I don’t know much about Jonathan Coulton, but this article from the NYT is really worth reading. It covers two aspects of how the Internet has changed things.
First is the financial aspects, how musicians can make a living without record labels. An important point to me is how people pay for the music because they want to support the artist:
Indeed, running a Web store has allowed Coulton and other artists to experiment with intriguing innovations in flexible pricing. Remarkably, Coulton offers most of his music free on his site; when fans buy his songs, it is because they want to give him money.
I understand this behaviour, but somehow I wonder if it is a viable approach going forward… Relying on people paying for something that they could also get for free will stay a niche approach. A bit like non-crippled shareware.
Another very valid point brought forward by Tad Kubler from the Hold Steady:
Are today’s online artists ruining their own aura by blogging? Can you still idolize someone when you know what they had for breakfast this morning?

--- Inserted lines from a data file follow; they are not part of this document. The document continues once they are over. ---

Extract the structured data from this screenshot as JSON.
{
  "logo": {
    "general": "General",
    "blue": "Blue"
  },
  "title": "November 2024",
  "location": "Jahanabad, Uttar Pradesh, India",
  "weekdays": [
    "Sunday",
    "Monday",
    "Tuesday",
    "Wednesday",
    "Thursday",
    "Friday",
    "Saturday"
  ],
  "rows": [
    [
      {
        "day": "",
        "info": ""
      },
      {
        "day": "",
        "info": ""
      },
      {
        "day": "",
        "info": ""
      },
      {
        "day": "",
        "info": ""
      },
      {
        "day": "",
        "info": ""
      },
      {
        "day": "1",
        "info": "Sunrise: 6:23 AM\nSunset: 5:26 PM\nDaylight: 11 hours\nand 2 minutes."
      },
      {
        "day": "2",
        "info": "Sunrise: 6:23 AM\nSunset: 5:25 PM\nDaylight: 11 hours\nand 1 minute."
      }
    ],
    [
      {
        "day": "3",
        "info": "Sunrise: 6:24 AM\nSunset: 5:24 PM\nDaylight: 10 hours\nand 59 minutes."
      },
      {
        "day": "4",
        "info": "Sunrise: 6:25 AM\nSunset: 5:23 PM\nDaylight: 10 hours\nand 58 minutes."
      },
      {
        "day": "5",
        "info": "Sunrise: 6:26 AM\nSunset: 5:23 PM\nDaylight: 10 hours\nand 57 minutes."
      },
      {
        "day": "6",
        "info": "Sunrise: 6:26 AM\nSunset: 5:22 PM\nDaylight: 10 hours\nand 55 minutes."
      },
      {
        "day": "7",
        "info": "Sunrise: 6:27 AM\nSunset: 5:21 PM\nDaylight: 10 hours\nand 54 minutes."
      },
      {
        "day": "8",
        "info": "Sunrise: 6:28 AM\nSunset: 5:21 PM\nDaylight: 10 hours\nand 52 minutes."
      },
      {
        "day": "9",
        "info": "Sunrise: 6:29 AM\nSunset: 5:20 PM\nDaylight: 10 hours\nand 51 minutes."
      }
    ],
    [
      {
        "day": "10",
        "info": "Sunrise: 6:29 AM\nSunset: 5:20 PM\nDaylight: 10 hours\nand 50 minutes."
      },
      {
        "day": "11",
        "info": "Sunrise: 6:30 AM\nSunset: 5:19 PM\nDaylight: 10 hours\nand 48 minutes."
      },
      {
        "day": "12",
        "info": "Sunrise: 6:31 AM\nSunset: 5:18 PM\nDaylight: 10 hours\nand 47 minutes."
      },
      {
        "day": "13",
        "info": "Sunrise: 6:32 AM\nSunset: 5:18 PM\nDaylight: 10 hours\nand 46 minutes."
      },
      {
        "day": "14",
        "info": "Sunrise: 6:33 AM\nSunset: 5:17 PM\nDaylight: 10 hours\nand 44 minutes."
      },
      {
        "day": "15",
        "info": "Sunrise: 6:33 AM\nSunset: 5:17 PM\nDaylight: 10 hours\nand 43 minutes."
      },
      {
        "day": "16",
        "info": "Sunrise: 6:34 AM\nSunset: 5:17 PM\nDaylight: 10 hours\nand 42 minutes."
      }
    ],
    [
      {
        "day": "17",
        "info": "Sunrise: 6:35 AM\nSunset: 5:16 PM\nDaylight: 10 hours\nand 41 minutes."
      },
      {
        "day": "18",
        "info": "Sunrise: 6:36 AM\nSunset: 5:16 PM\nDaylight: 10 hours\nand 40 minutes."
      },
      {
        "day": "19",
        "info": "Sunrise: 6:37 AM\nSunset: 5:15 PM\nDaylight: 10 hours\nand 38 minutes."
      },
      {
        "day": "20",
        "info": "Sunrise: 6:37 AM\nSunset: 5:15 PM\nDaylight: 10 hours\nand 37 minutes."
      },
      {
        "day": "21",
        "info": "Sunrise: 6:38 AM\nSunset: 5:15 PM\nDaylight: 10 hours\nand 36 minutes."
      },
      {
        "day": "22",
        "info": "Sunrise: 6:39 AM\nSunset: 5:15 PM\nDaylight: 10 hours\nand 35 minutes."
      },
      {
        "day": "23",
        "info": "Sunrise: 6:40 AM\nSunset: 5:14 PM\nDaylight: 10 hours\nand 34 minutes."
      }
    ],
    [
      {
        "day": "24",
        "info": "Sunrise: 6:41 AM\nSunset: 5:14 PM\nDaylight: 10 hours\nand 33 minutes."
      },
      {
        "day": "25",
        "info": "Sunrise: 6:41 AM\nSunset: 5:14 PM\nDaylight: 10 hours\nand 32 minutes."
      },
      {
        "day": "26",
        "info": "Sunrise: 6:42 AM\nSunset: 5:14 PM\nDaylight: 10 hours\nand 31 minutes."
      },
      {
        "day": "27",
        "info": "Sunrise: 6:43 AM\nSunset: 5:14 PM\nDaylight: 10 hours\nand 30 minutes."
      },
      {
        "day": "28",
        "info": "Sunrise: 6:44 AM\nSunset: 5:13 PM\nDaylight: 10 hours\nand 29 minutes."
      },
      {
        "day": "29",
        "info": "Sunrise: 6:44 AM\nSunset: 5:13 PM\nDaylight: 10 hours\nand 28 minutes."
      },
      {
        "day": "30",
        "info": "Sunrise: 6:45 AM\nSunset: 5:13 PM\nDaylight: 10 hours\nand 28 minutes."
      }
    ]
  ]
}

People who follow Bob Mould’s blog can read plenty of stuff on his work-out routine and diet, which I would not have considered "rock" in the old days. It’s a strong contrast, for example, to the White Stripes who have maintained a mystery about their lives and thoughts. I am quite undecided myself, which of the two approaches I prefer.